Data shown

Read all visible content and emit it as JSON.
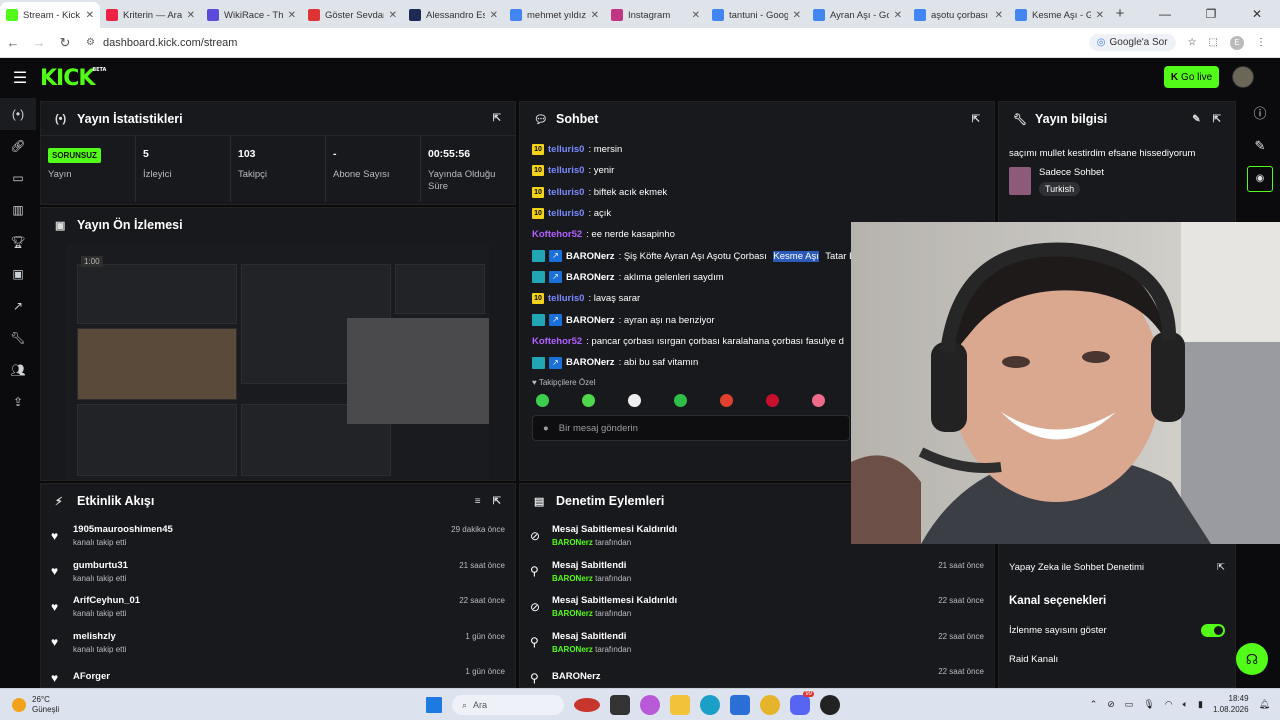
{
  "browser": {
    "tabs": [
      {
        "label": "Stream - Kick D",
        "fav": "#53fc18",
        "active": true
      },
      {
        "label": "Kriterin — Ara",
        "fav": "#e24"
      },
      {
        "label": "WikiRace - The",
        "fav": "#5b4bdb"
      },
      {
        "label": "Göster Sevdan",
        "fav": "#d33"
      },
      {
        "label": "Alessandro Esp",
        "fav": "#1e2a55"
      },
      {
        "label": "mehmet yıldız",
        "fav": "#4285f4"
      },
      {
        "label": "Instagram",
        "fav": "#c13584"
      },
      {
        "label": "tantuni - Goog",
        "fav": "#4285f4"
      },
      {
        "label": "Ayran Aşı - Go",
        "fav": "#4285f4"
      },
      {
        "label": "aşotu çorbası",
        "fav": "#4285f4"
      },
      {
        "label": "Kesme Aşı - Go",
        "fav": "#4285f4"
      }
    ],
    "url": "dashboard.kick.com/stream",
    "google_btn": "Google'a Sor",
    "profile_initial": "E"
  },
  "header": {
    "logo": "KICK",
    "beta": "BETA",
    "go_live": "Go live"
  },
  "stats_panel": {
    "title": "Yayın İstatistikleri",
    "status_badge": "SORUNSUZ",
    "items": [
      {
        "value": "",
        "label": "Yayın"
      },
      {
        "value": "5",
        "label": "İzleyici"
      },
      {
        "value": "103",
        "label": "Takipçi"
      },
      {
        "value": "-",
        "label": "Abone Sayısı"
      },
      {
        "value": "00:55:56",
        "label": "Yayında Olduğu Süre"
      }
    ]
  },
  "preview_panel": {
    "title": "Yayın Ön İzlemesi",
    "timestamp": "1:00"
  },
  "activity_panel": {
    "title": "Etkinlik Akışı",
    "items": [
      {
        "name": "1905maurooshimen45",
        "sub": "kanalı takip etti",
        "time": "29 dakika önce"
      },
      {
        "name": "gumburtu31",
        "sub": "kanalı takip etti",
        "time": "21 saat önce"
      },
      {
        "name": "ArifCeyhun_01",
        "sub": "kanalı takip etti",
        "time": "22 saat önce"
      },
      {
        "name": "melishzly",
        "sub": "kanalı takip etti",
        "time": "1 gün önce"
      },
      {
        "name": "AForger",
        "sub": "",
        "time": "1 gün önce"
      }
    ]
  },
  "chat_panel": {
    "title": "Sohbet",
    "messages": [
      {
        "user": "telluris0",
        "badge": "10",
        "color": "blue",
        "text": ": mersin"
      },
      {
        "user": "telluris0",
        "badge": "10",
        "color": "blue",
        "text": ": yenir"
      },
      {
        "user": "telluris0",
        "badge": "10",
        "color": "blue",
        "text": ": biftek acık ekmek"
      },
      {
        "user": "telluris0",
        "badge": "10",
        "color": "blue",
        "text": ": açık"
      },
      {
        "user": "Koftehor52",
        "badge": "",
        "color": "purple",
        "text": ": ee nerde kasapinho"
      },
      {
        "user": "BARONerz",
        "badge": "mod",
        "color": "white",
        "text": ": Şiş Köfte Ayran Aşı Aşotu Çorbası ",
        "hl": "Kesme Aşı",
        "tail": " Tatar Bö"
      },
      {
        "user": "BARONerz",
        "badge": "mod",
        "color": "white",
        "text": ": aklıma gelenleri saydım"
      },
      {
        "user": "telluris0",
        "badge": "10",
        "color": "blue",
        "text": ": lavaş sarar"
      },
      {
        "user": "BARONerz",
        "badge": "mod",
        "color": "white",
        "text": ": ayran aşı na benziyor"
      },
      {
        "user": "Koftehor52",
        "badge": "",
        "color": "purple",
        "text": ": pancar çorbası ısırgan çorbası karalahana çorbası fasulye d"
      },
      {
        "user": "BARONerz",
        "badge": "mod",
        "color": "white",
        "text": ": abi bu saf vitamın"
      }
    ],
    "emote_label": "Takipçilere Özel",
    "emote_colors": [
      "#3ccf4e",
      "#4fd64a",
      "#eeeeee",
      "#2fbf49",
      "#e0402d",
      "#c8102e",
      "#f06b8a"
    ],
    "input_placeholder": "Bir mesaj gönderin"
  },
  "moderation_panel": {
    "title": "Denetim Eylemleri",
    "items": [
      {
        "action": "Mesaj Sabitlemesi Kaldırıldı",
        "by": "BARONerz",
        "suffix": "tarafından",
        "time": "",
        "icon": "unpin-icon"
      },
      {
        "action": "Mesaj Sabitlendi",
        "by": "BARONerz",
        "suffix": "tarafından",
        "time": "21 saat önce",
        "icon": "pin-icon"
      },
      {
        "action": "Mesaj Sabitlemesi Kaldırıldı",
        "by": "BARONerz",
        "suffix": "tarafından",
        "time": "22 saat önce",
        "icon": "unpin-icon"
      },
      {
        "action": "Mesaj Sabitlendi",
        "by": "BARONerz",
        "suffix": "tarafından",
        "time": "22 saat önce",
        "icon": "pin-icon"
      },
      {
        "action": "BARONerz",
        "by": "",
        "suffix": "",
        "time": "22 saat önce",
        "icon": "pin-icon"
      }
    ]
  },
  "info_panel": {
    "title": "Yayın bilgisi",
    "stream_title": "saçımı mullet kestirdim efsane hissediyorum",
    "category": "Sadece Sohbet",
    "language": "Turkish",
    "ai_moderation": "Yapay Zeka ile Sohbet Denetimi",
    "channel_options": "Kanal seçenekleri",
    "show_viewers": "İzlenme sayısını göster",
    "raid": "Raid Kanalı"
  },
  "taskbar": {
    "temp": "26°C",
    "weather": "Güneşli",
    "search": "Ara",
    "time": "18:49",
    "date": "1.08.2026",
    "notif_count": "99"
  },
  "colors": {
    "accent": "#53fc18",
    "panel": "#18191c",
    "bg": "#0b0b0d"
  }
}
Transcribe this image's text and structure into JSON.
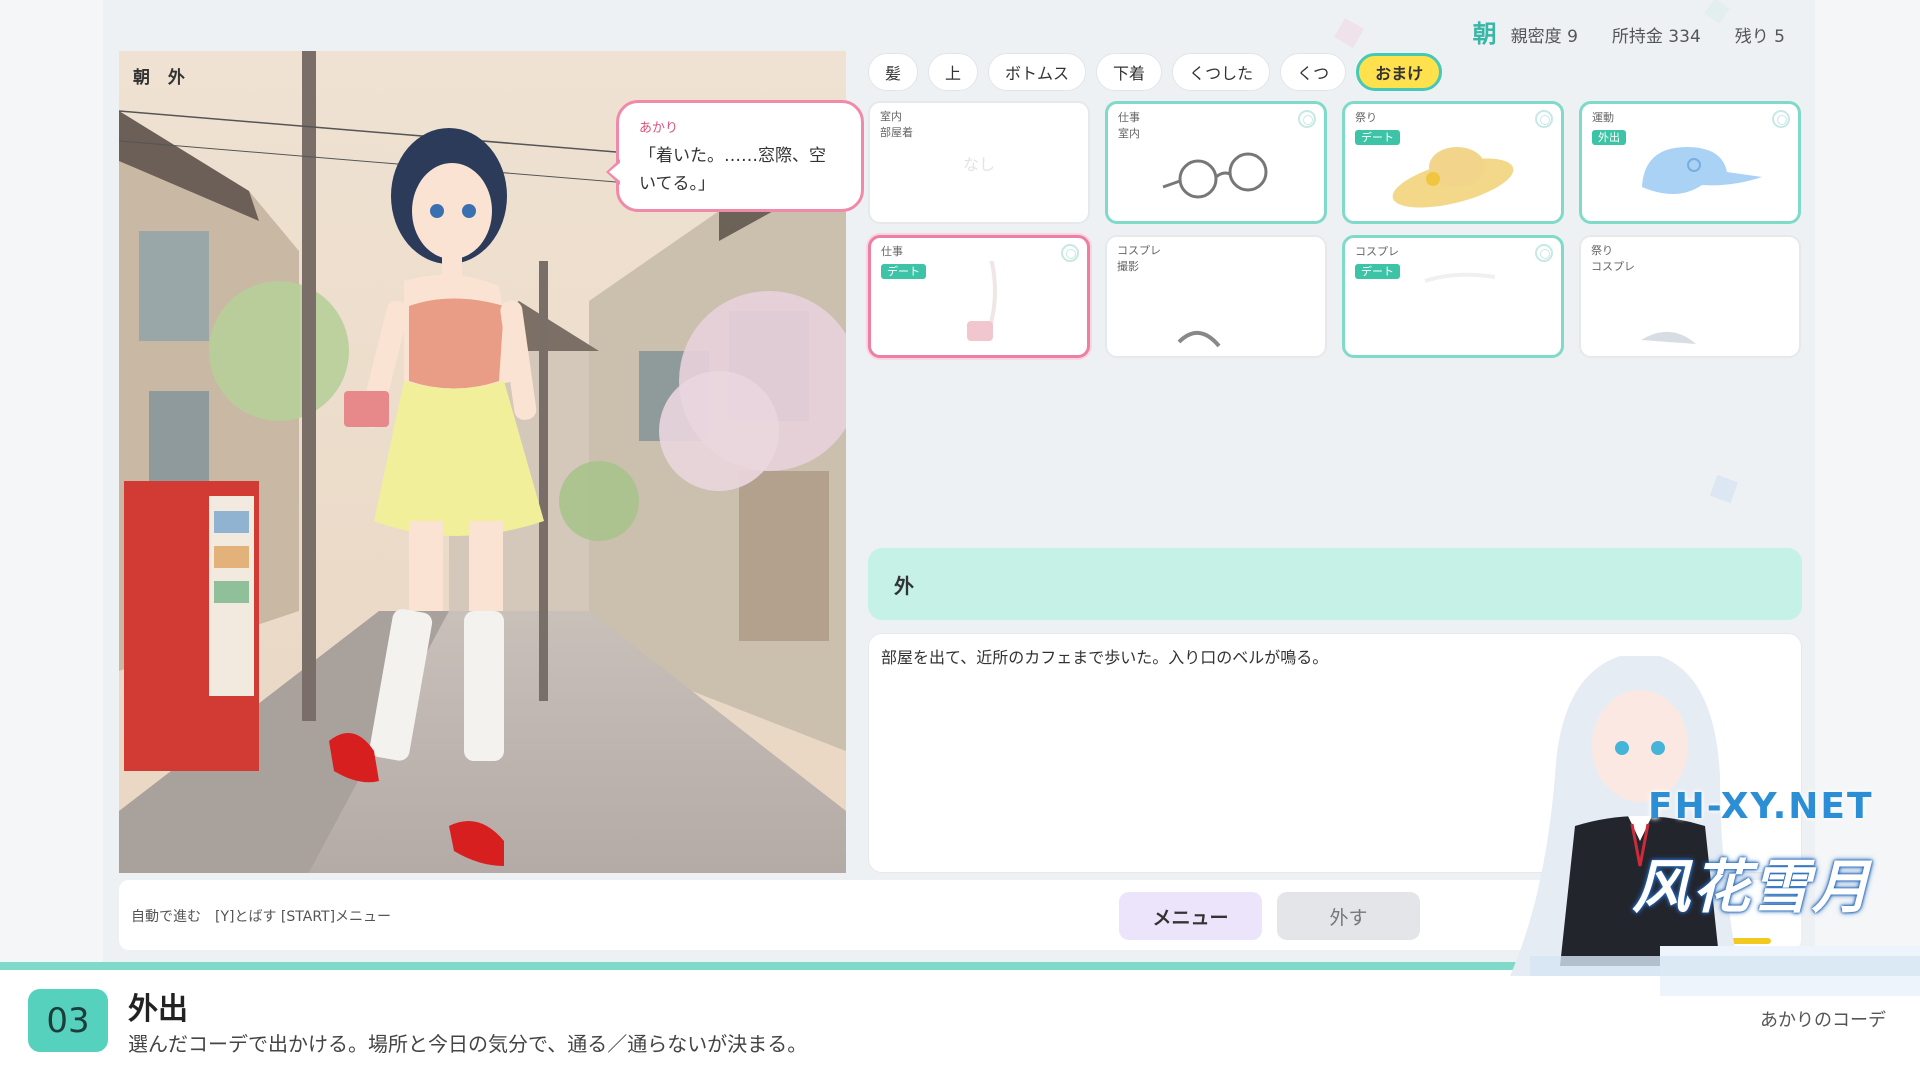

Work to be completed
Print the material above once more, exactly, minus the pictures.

Solution below
Read all visible content and emit it as JSON.
{
  "browser": {
    "tabs": [
      {
        "label": "Stream - Kick D",
        "fav": "#53fc18",
        "active": true
      },
      {
        "label": "Kriterin — Ara",
        "fav": "#e24"
      },
      {
        "label": "WikiRace - The",
        "fav": "#5b4bdb"
      },
      {
        "label": "Göster Sevdan",
        "fav": "#d33"
      },
      {
        "label": "Alessandro Esp",
        "fav": "#1e2a55"
      },
      {
        "label": "mehmet yıldız",
        "fav": "#4285f4"
      },
      {
        "label": "Instagram",
        "fav": "#c13584"
      },
      {
        "label": "tantuni - Goog",
        "fav": "#4285f4"
      },
      {
        "label": "Ayran Aşı - Go",
        "fav": "#4285f4"
      },
      {
        "label": "aşotu çorbası",
        "fav": "#4285f4"
      },
      {
        "label": "Kesme Aşı - Go",
        "fav": "#4285f4"
      }
    ],
    "url": "dashboard.kick.com/stream",
    "google_btn": "Google'a Sor",
    "profile_initial": "E"
  },
  "header": {
    "logo": "KICK",
    "beta": "BETA",
    "go_live": "Go live"
  },
  "stats_panel": {
    "title": "Yayın İstatistikleri",
    "status_badge": "SORUNSUZ",
    "items": [
      {
        "value": "",
        "label": "Yayın"
      },
      {
        "value": "5",
        "label": "İzleyici"
      },
      {
        "value": "103",
        "label": "Takipçi"
      },
      {
        "value": "-",
        "label": "Abone Sayısı"
      },
      {
        "value": "00:55:56",
        "label": "Yayında Olduğu Süre"
      }
    ]
  },
  "preview_panel": {
    "title": "Yayın Ön İzlemesi",
    "timestamp": "1:00"
  },
  "activity_panel": {
    "title": "Etkinlik Akışı",
    "items": [
      {
        "name": "1905maurooshimen45",
        "sub": "kanalı takip etti",
        "time": "29 dakika önce"
      },
      {
        "name": "gumburtu31",
        "sub": "kanalı takip etti",
        "time": "21 saat önce"
      },
      {
        "name": "ArifCeyhun_01",
        "sub": "kanalı takip etti",
        "time": "22 saat önce"
      },
      {
        "name": "melishzly",
        "sub": "kanalı takip etti",
        "time": "1 gün önce"
      },
      {
        "name": "AForger",
        "sub": "",
        "time": "1 gün önce"
      }
    ]
  },
  "chat_panel": {
    "title": "Sohbet",
    "messages": [
      {
        "user": "telluris0",
        "badge": "10",
        "color": "blue",
        "text": ": mersin"
      },
      {
        "user": "telluris0",
        "badge": "10",
        "color": "blue",
        "text": ": yenir"
      },
      {
        "user": "telluris0",
        "badge": "10",
        "color": "blue",
        "text": ": biftek acık ekmek"
      },
      {
        "user": "telluris0",
        "badge": "10",
        "color": "blue",
        "text": ": açık"
      },
      {
        "user": "Koftehor52",
        "badge": "",
        "color": "purple",
        "text": ": ee nerde kasapinho"
      },
      {
        "user": "BARONerz",
        "badge": "mod",
        "color": "white",
        "text": ": Şiş Köfte Ayran Aşı Aşotu Çorbası ",
        "hl": "Kesme Aşı",
        "tail": " Tatar Bö"
      },
      {
        "user": "BARONerz",
        "badge": "mod",
        "color": "white",
        "text": ": aklıma gelenleri saydım"
      },
      {
        "user": "telluris0",
        "badge": "10",
        "color": "blue",
        "text": ": lavaş sarar"
      },
      {
        "user": "BARONerz",
        "badge": "mod",
        "color": "white",
        "text": ": ayran aşı na benziyor"
      },
      {
        "user": "Koftehor52",
        "badge": "",
        "color": "purple",
        "text": ": pancar çorbası ısırgan çorbası karalahana çorbası fasulye d"
      },
      {
        "user": "BARONerz",
        "badge": "mod",
        "color": "white",
        "text": ": abi bu saf vitamın"
      }
    ],
    "emote_label": "Takipçilere Özel",
    "emote_colors": [
      "#3ccf4e",
      "#4fd64a",
      "#eeeeee",
      "#2fbf49",
      "#e0402d",
      "#c8102e",
      "#f06b8a"
    ],
    "input_placeholder": "Bir mesaj gönderin"
  },
  "moderation_panel": {
    "title": "Denetim Eylemleri",
    "items": [
      {
        "action": "Mesaj Sabitlemesi Kaldırıldı",
        "by": "BARONerz",
        "suffix": "tarafından",
        "time": "",
        "icon": "unpin-icon"
      },
      {
        "action": "Mesaj Sabitlendi",
        "by": "BARONerz",
        "suffix": "tarafından",
        "time": "21 saat önce",
        "icon": "pin-icon"
      },
      {
        "action": "Mesaj Sabitlemesi Kaldırıldı",
        "by": "BARONerz",
        "suffix": "tarafından",
        "time": "22 saat önce",
        "icon": "unpin-icon"
      },
      {
        "action": "Mesaj Sabitlendi",
        "by": "BARONerz",
        "suffix": "tarafından",
        "time": "22 saat önce",
        "icon": "pin-icon"
      },
      {
        "action": "BARONerz",
        "by": "",
        "suffix": "",
        "time": "22 saat önce",
        "icon": "pin-icon"
      }
    ]
  },
  "info_panel": {
    "title": "Yayın bilgisi",
    "stream_title": "saçımı mullet kestirdim efsane hissediyorum",
    "category": "Sadece Sohbet",
    "language": "Turkish",
    "ai_moderation": "Yapay Zeka ile Sohbet Denetimi",
    "channel_options": "Kanal seçenekleri",
    "show_viewers": "İzlenme sayısını göster",
    "raid": "Raid Kanalı"
  },
  "taskbar": {
    "temp": "26°C",
    "weather": "Güneşli",
    "search": "Ara",
    "time": "18:49",
    "date": "1.08.2026",
    "notif_count": "99"
  },
  "colors": {
    "accent": "#53fc18",
    "panel": "#18191c",
    "bg": "#0b0b0d"
  }
}
Transcribe this image's text and structure into JSON.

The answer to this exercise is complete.